Study Tips & Passing The NCLEX in 75 Questions

The #1 question I get asked is…

Scrubs:  Infinity by Cherokee

How did you study for the NCLEX?

First- all that matters is that you pass. It really doesn’t matter how many questions it takes you, a pass is a pass. But let’s be honest, everyone wants to pass the first time. No one wants to go through that agony more than once! While there is no fool proof way to ensure that you will pass on your first shot, I hope this post will help make that a little more possible!

The NCLEX is the national registered nurses licensure exam (also referred to as the nursing board exam). As you know, from this post, nursing was my second degree.  I attended a 21-month, accelerated Clinical Nurse Leader, Master of Science in Nursing (MSN) program.  The university was ranked 14th best nursing program in the nation at that time.  After graduation, I dedicated an entire month to studying for the NCLEX exam.  Fortunately, I passed the NCLEX on my first try (thank you, Lord Jesus!) and my test ended at about 75 questions (I recently found an old journal written just after I took the exam).  The NCLEX uses the CAT format, like the GRE and GMAT, so when your computer cuts off at 75 questions, you know, sitting in the testing center, you either did really well or really bad!  In my case, it was a very good sign, lol.

Okay, let’s get into it!


During that month, I was fortunate enough to not have to work, so I studied for 10-12 hours a day, 6 days a week.  I planned my study schedule by day, at the beginning of each week (I did this throughout nursing school for all of my classes and throughout undergraduate, as well).  For example:

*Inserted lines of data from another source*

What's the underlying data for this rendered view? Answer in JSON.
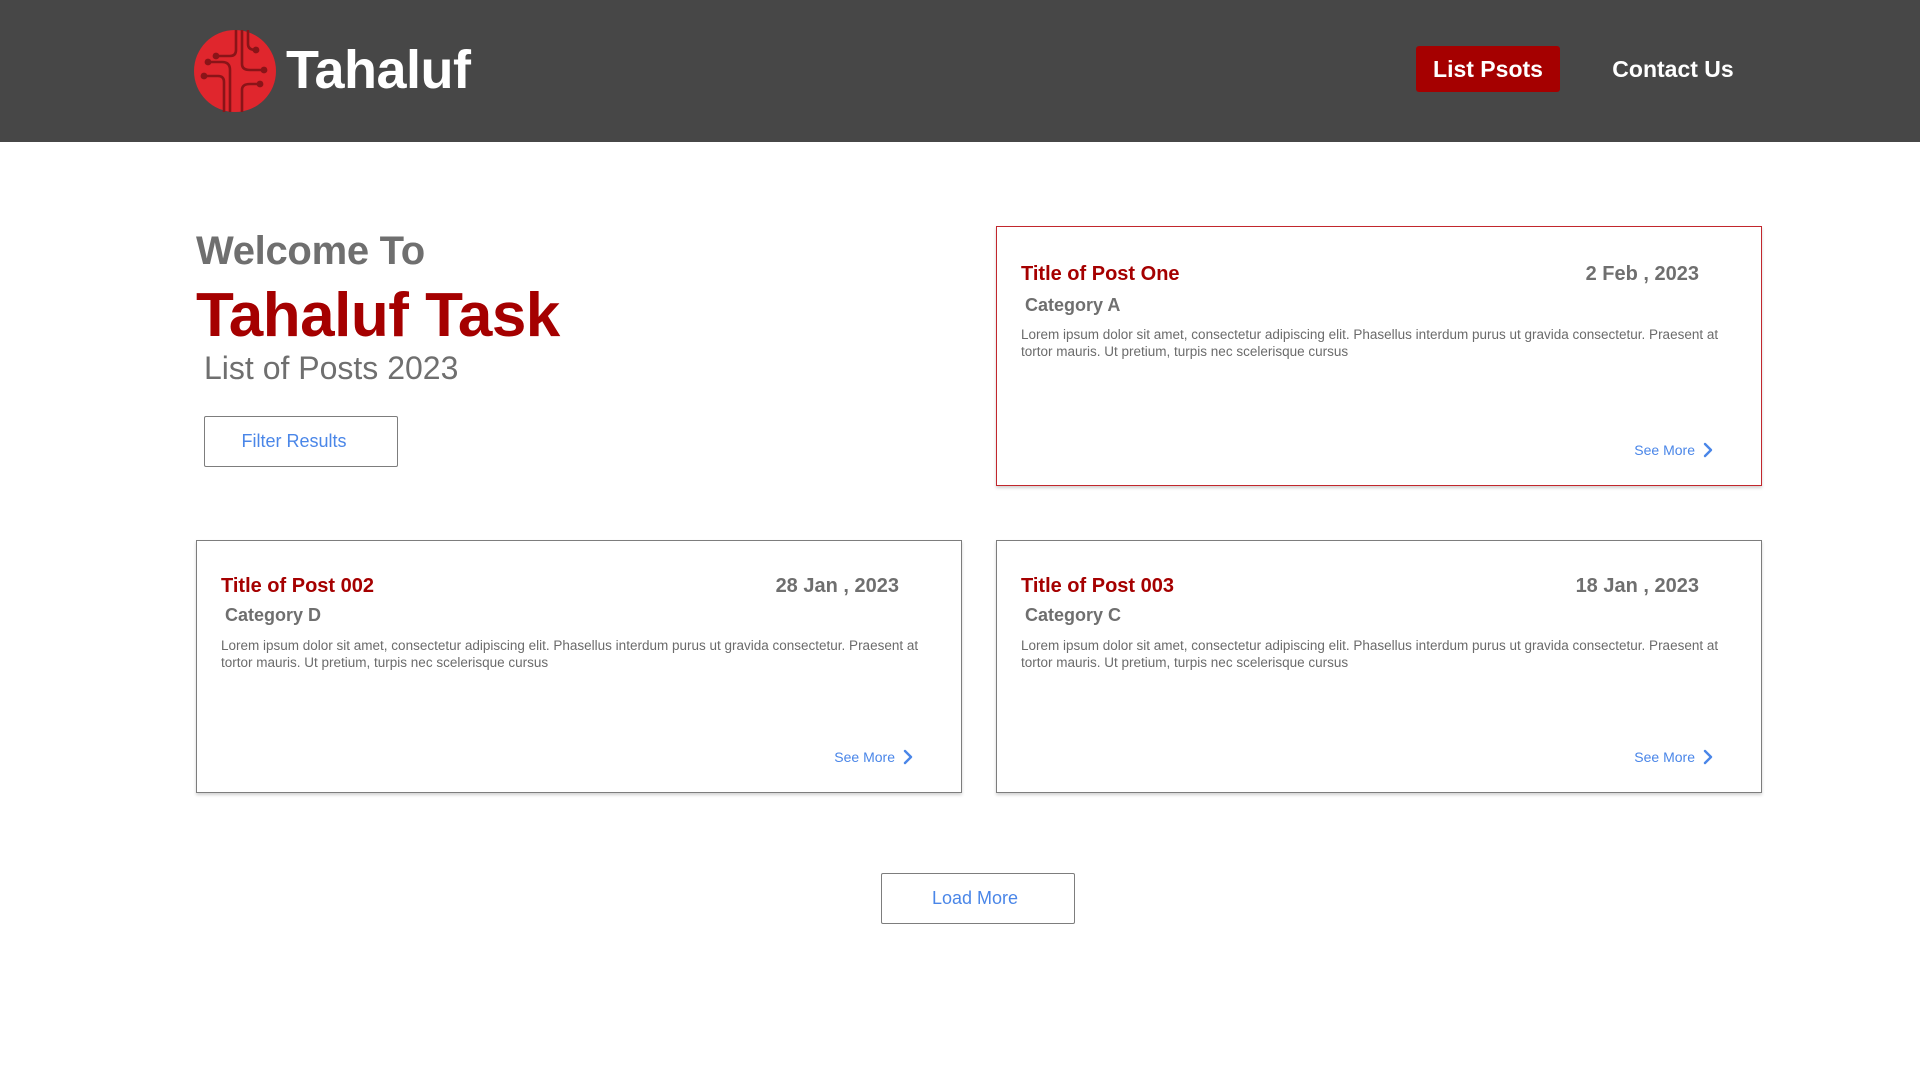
{
  "brand": {
    "name": "Tahaluf",
    "logo_icon": "circuit-circle-logo-icon",
    "brand_color": "#a50000"
  },
  "nav": {
    "items": [
      {
        "label": "List Psots",
        "active": true
      },
      {
        "label": "Contact Us",
        "active": false
      }
    ]
  },
  "hero": {
    "welcome": "Welcome To",
    "title": "Tahaluf Task",
    "subtitle": "List of Posts 2023",
    "filter_label": "Filter Results"
  },
  "posts": [
    {
      "title": "Title of Post One",
      "date": "2 Feb , 2023",
      "category": "Category A",
      "body": "Lorem ipsum dolor sit amet, consectetur adipiscing elit. Phasellus interdum purus ut gravida consectetur. Praesent at tortor mauris. Ut pretium, turpis nec scelerisque cursus",
      "see_more": "See More",
      "highlighted": true
    },
    {
      "title": "Title of Post 002",
      "date": "28 Jan , 2023",
      "category": "Category D",
      "body": "Lorem ipsum dolor sit amet, consectetur adipiscing elit. Phasellus interdum purus ut gravida consectetur. Praesent at tortor mauris. Ut pretium, turpis nec scelerisque cursus",
      "see_more": "See More",
      "highlighted": false
    },
    {
      "title": "Title of Post 003",
      "date": "18 Jan , 2023",
      "category": "Category C",
      "body": "Lorem ipsum dolor sit amet, consectetur adipiscing elit. Phasellus interdum purus ut gravida consectetur. Praesent at tortor mauris. Ut pretium, turpis nec scelerisque cursus",
      "see_more": "See More",
      "highlighted": false
    }
  ],
  "load_more_label": "Load More",
  "colors": {
    "header_bg": "#474747",
    "accent_red": "#a50000",
    "link_blue": "#4a86e8",
    "text_gray": "#6f6f6f"
  }
}
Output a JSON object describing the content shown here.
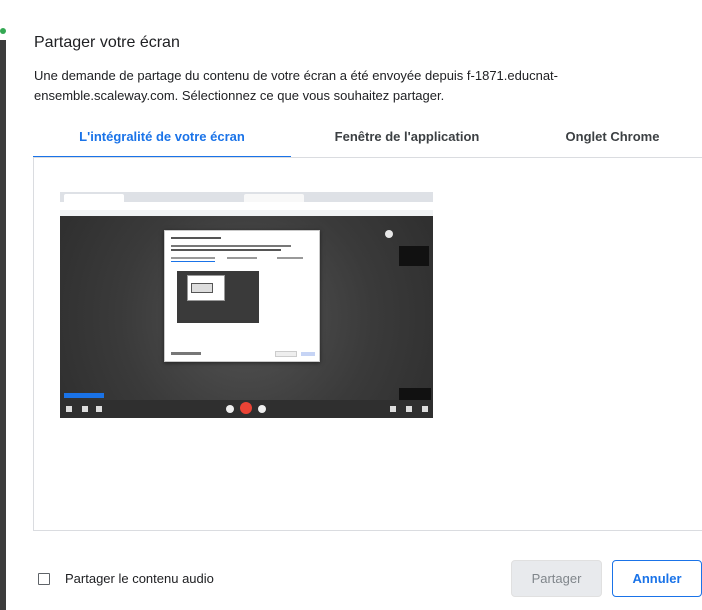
{
  "dialog": {
    "title": "Partager votre écran",
    "description": "Une demande de partage du contenu de votre écran a été envoyée depuis f-1871.educnat-ensemble.scaleway.com. Sélectionnez ce que vous souhaitez partager."
  },
  "tabs": [
    {
      "label": "L'intégralité de votre écran",
      "active": true
    },
    {
      "label": "Fenêtre de l'application",
      "active": false
    },
    {
      "label": "Onglet Chrome",
      "active": false
    }
  ],
  "preview": {
    "selected": false
  },
  "footer": {
    "audio_checkbox_label": "Partager le contenu audio",
    "audio_checked": false,
    "share_label": "Partager",
    "cancel_label": "Annuler"
  },
  "colors": {
    "accent": "#1a73e8",
    "text": "#202124",
    "disabled_bg": "#e8eaed"
  }
}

  • Monday:
    • 8a-10a: Review Saunders chapters 1-3
    • 10a-10:30a: Break
    • 10:30a-12p: Continue review of chapters 1-3
    • 12p-1p: Lunch
    • 1p-4p: 100 practice questions
    • 4p-4:30p: Break
    • 4:30p-6p: Review incorrect answers from practice questions
    • 6p: Dinner
    • 8:30p-10p: Make flash cards for pharmacology

I planned each study day this way, so when I tell you it was my full-time job, I mean that!  Lol!

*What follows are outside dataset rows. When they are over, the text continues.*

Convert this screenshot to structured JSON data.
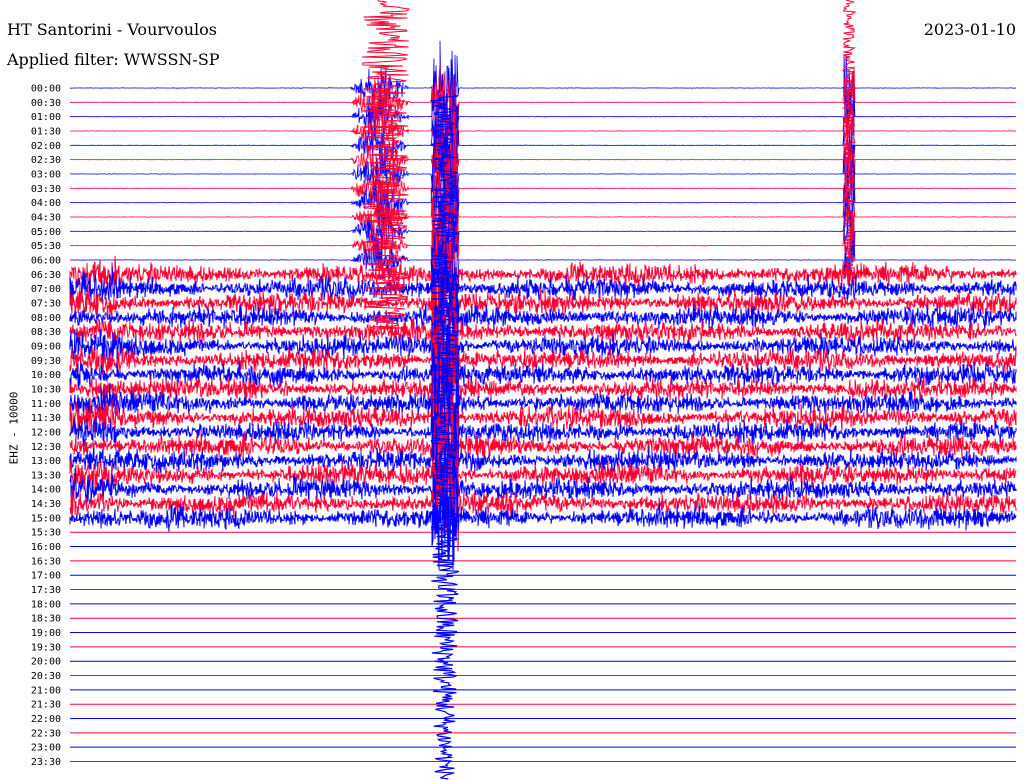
{
  "header": {
    "title": "HT Santorini - Vourvoulos",
    "filter": "Applied filter: WWSSN-SP",
    "date": "2023-01-10"
  },
  "axis": {
    "ylabel": "EHZ - 10000"
  },
  "colors": {
    "blue": "#0000ff",
    "red": "#ff0033",
    "background": "#ffffff"
  },
  "chart_data": {
    "type": "line",
    "title": "HT Santorini - Vourvoulos",
    "subtitle": "Applied filter: WWSSN-SP",
    "date": "2023-01-10",
    "ylabel": "EHZ - 10000",
    "y_ticks": [
      "00:00",
      "00:30",
      "01:00",
      "01:30",
      "02:00",
      "02:30",
      "03:00",
      "03:30",
      "04:00",
      "04:30",
      "05:00",
      "05:30",
      "06:00",
      "06:30",
      "07:00",
      "07:30",
      "08:00",
      "08:30",
      "09:00",
      "09:30",
      "10:00",
      "10:30",
      "11:00",
      "11:30",
      "12:00",
      "12:30",
      "13:00",
      "13:30",
      "14:00",
      "14:30",
      "15:00",
      "15:30",
      "16:00",
      "16:30",
      "17:00",
      "17:30",
      "18:00",
      "18:30",
      "19:00",
      "19:30",
      "20:00",
      "20:30",
      "21:00",
      "21:30",
      "22:00",
      "22:30",
      "23:00",
      "23:30"
    ],
    "trace_colors": [
      "blue",
      "red"
    ],
    "active_until": "15:00",
    "grid": false,
    "legend": "none"
  }
}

Scrubs: Infinity by Cherokee
  1. The ATI App- which you can find here.This was without a doubt my most used study tool.I would answer questions from this iPhone app literally everywhere I went.
  2. Saunders Comprehensive Review for the NCLEX
    • Excellent, excellent, excellent comprehensive review and it’s filled with practice questions!
    • You can find it on Amazon or rent it from Barnes and Noble (<—all of the underlined words in this blog are direct links!)
  3. Flashcards
    • Flash cards is one of my favorite ways to study. I only purchased one set of flash cards to use for the cardiac arrhythmias, otherwise, I hand made them myself.

      Old study pic I found from 2011
  4. Mnemonics
    • Mnemonics legit got me through nursing school!  I mostly made up my own, but here is one example to give you an idea:
      • For the seven functions of the kidneys, use the mnemonic A WET BED:
        • Acid/base balance
        • Water balance
        • Electrolyte balance
        • Toxin removal
        • Blood pressure control
        • Erythropoietin
        • Vitamin D metabolism


  • I didn’t use any prep classes or pay for any prep programs, but if you feel you need one, definitely do it! It can only put you in a better position.
  • Between Saunders and the ATI App, I did 75-100 practice questions per day, six days a week.  I truly believe practice questions is what helped me pass the NCLEX.
  • Hand-drawing the different body systems (such as the flow of blood through the heart) was very helpful!
  • I did not have any social media in nursing school! Yep, you read that right!  If I was in school right now, I would try to limit my time on social media to no more than an hour a day or only on weekends.
  • I put school before everything, including my boyfriend, hanging out, sleeping in, etc. Priorities were solid.


  • I chose a nursing school that had a first-time pass rate for the NCLEX of greater than 99%!  From day one, our courses were set up to prepare us for the NCLEX.
  • After I graduated, the reason I was able to assume studying as my full-time job was because I didn’t have to work.  Thanks to my parents and grandparents, I was very fortunate to be able to do this and I realize this may not be an option for everyone.
  • MAJOR MAJOR MAJOR: Being taught HOW to take the NCLEX is just as important as knowing the content.  You should know the strategies of how to answer the exam questions.

If there’s something I left out, drop me a message here!